** Assignment **
Each record below must be returned exactly as shown.
-------- Dataset records
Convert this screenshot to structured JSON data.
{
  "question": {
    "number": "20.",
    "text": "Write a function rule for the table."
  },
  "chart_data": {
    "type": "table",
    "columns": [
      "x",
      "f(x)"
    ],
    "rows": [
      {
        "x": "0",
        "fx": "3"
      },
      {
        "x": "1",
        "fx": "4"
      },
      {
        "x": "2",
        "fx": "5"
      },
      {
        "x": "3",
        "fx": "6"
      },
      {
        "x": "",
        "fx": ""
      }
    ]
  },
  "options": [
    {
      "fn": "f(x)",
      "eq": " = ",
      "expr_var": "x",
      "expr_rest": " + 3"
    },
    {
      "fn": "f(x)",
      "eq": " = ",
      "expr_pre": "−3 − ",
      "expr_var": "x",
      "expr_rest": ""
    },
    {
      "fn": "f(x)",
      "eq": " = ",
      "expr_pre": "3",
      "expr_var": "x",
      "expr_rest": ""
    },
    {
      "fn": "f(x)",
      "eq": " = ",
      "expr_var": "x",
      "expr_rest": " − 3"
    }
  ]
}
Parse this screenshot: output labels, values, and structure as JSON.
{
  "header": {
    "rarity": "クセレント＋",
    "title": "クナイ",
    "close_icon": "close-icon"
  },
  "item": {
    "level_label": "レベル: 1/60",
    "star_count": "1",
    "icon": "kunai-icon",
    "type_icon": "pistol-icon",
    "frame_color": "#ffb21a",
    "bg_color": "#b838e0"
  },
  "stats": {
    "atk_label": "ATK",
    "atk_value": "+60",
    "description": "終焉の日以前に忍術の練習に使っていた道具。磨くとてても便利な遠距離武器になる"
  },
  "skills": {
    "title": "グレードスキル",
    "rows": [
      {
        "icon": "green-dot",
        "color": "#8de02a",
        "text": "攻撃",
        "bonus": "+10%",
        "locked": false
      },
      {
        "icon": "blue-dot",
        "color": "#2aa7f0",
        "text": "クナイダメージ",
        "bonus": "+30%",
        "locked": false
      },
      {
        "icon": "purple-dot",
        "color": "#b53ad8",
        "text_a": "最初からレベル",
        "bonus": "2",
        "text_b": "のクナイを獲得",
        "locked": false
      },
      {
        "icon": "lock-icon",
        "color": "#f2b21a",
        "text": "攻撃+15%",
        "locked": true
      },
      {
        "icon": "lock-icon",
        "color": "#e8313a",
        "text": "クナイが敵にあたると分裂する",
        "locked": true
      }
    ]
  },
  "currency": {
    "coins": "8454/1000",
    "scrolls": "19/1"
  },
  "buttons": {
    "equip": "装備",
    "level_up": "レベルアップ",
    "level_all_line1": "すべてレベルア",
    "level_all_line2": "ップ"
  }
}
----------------
** Result of this exercise **
Convert this screenshot to structured JSON data.
{
  "question": {
    "number": "20.",
    "text": "Write a function rule for the table."
  },
  "chart_data": {
    "type": "table",
    "columns": [
      "x",
      "f(x)"
    ],
    "rows": [
      {
        "x": "0",
        "fx": "3"
      },
      {
        "x": "1",
        "fx": "4"
      },
      {
        "x": "2",
        "fx": "5"
      },
      {
        "x": "3",
        "fx": "6"
      },
      {
        "x": "",
        "fx": ""
      }
    ]
  },
  "options": [
    {
      "fn": "f(x)",
      "eq": " = ",
      "expr_var": "x",
      "expr_rest": " + 3"
    },
    {
      "fn": "f(x)",
      "eq": " = ",
      "expr_pre": "−3 − ",
      "expr_var": "x",
      "expr_rest": ""
    },
    {
      "fn": "f(x)",
      "eq": " = ",
      "expr_pre": "3",
      "expr_var": "x",
      "expr_rest": ""
    },
    {
      "fn": "f(x)",
      "eq": " = ",
      "expr_var": "x",
      "expr_rest": " − 3"
    }
  ]
}
Parse this screenshot: output labels, values, and structure as JSON.
{
  "header": {
    "rarity": "クセレント＋",
    "title": "クナイ",
    "close_icon": "close-icon"
  },
  "item": {
    "level_label": "レベル: 1/60",
    "star_count": "1",
    "icon": "kunai-icon",
    "type_icon": "pistol-icon",
    "frame_color": "#ffb21a",
    "bg_color": "#b838e0"
  },
  "stats": {
    "atk_label": "ATK",
    "atk_value": "+60",
    "description": "終焉の日以前に忍術の練習に使っていた道具。磨くとてても便利な遠距離武器になる"
  },
  "skills": {
    "title": "グレードスキル",
    "rows": [
      {
        "icon": "green-dot",
        "color": "#8de02a",
        "text": "攻撃",
        "bonus": "+10%",
        "locked": false
      },
      {
        "icon": "blue-dot",
        "color": "#2aa7f0",
        "text": "クナイダメージ",
        "bonus": "+30%",
        "locked": false
      },
      {
        "icon": "purple-dot",
        "color": "#b53ad8",
        "text_a": "最初からレベル",
        "bonus": "2",
        "text_b": "のクナイを獲得",
        "locked": false
      },
      {
        "icon": "lock-icon",
        "color": "#f2b21a",
        "text": "攻撃+15%",
        "locked": true
      },
      {
        "icon": "lock-icon",
        "color": "#e8313a",
        "text": "クナイが敵にあたると分裂する",
        "locked": true
      }
    ]
  },
  "currency": {
    "coins": "8454/1000",
    "scrolls": "19/1"
  },
  "buttons": {
    "equip": "装備",
    "level_up": "レベルアップ",
    "level_all_line1": "すべてレベルア",
    "level_all_line2": "ップ"
  }
}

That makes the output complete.